---------- Recorded data ----------

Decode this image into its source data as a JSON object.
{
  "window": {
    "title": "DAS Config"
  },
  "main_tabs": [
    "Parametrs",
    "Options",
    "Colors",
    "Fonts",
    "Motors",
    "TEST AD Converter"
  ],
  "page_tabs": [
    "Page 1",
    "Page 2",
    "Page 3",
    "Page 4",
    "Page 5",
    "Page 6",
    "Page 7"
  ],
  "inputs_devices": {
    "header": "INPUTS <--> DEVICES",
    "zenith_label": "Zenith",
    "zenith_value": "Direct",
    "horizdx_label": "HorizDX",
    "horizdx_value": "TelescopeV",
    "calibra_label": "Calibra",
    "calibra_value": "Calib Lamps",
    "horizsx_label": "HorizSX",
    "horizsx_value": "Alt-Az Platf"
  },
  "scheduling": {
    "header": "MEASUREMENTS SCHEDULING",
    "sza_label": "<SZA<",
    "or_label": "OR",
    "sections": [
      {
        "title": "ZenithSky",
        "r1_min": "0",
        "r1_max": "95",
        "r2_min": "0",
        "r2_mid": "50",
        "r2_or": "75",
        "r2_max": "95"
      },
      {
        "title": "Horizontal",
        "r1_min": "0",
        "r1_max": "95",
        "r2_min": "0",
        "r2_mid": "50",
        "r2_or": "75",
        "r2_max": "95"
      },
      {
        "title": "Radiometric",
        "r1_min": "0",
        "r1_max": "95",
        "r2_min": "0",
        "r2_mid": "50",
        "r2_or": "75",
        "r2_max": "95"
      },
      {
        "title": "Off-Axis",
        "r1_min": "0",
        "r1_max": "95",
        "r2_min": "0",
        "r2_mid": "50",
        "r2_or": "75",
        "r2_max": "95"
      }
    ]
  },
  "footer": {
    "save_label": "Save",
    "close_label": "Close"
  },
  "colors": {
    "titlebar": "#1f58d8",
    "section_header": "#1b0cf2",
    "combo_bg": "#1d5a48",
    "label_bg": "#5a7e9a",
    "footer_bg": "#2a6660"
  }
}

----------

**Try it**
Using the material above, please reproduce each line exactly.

**Finished task**
Decode this image into its source data as a JSON object.
{
  "window": {
    "title": "DAS Config"
  },
  "main_tabs": [
    "Parametrs",
    "Options",
    "Colors",
    "Fonts",
    "Motors",
    "TEST AD Converter"
  ],
  "page_tabs": [
    "Page 1",
    "Page 2",
    "Page 3",
    "Page 4",
    "Page 5",
    "Page 6",
    "Page 7"
  ],
  "inputs_devices": {
    "header": "INPUTS <--> DEVICES",
    "zenith_label": "Zenith",
    "zenith_value": "Direct",
    "horizdx_label": "HorizDX",
    "horizdx_value": "TelescopeV",
    "calibra_label": "Calibra",
    "calibra_value": "Calib Lamps",
    "horizsx_label": "HorizSX",
    "horizsx_value": "Alt-Az Platf"
  },
  "scheduling": {
    "header": "MEASUREMENTS SCHEDULING",
    "sza_label": "<SZA<",
    "or_label": "OR",
    "sections": [
      {
        "title": "ZenithSky",
        "r1_min": "0",
        "r1_max": "95",
        "r2_min": "0",
        "r2_mid": "50",
        "r2_or": "75",
        "r2_max": "95"
      },
      {
        "title": "Horizontal",
        "r1_min": "0",
        "r1_max": "95",
        "r2_min": "0",
        "r2_mid": "50",
        "r2_or": "75",
        "r2_max": "95"
      },
      {
        "title": "Radiometric",
        "r1_min": "0",
        "r1_max": "95",
        "r2_min": "0",
        "r2_mid": "50",
        "r2_or": "75",
        "r2_max": "95"
      },
      {
        "title": "Off-Axis",
        "r1_min": "0",
        "r1_max": "95",
        "r2_min": "0",
        "r2_mid": "50",
        "r2_or": "75",
        "r2_max": "95"
      }
    ]
  },
  "footer": {
    "save_label": "Save",
    "close_label": "Close"
  },
  "colors": {
    "titlebar": "#1f58d8",
    "section_header": "#1b0cf2",
    "combo_bg": "#1d5a48",
    "label_bg": "#5a7e9a",
    "footer_bg": "#2a6660"
  }
}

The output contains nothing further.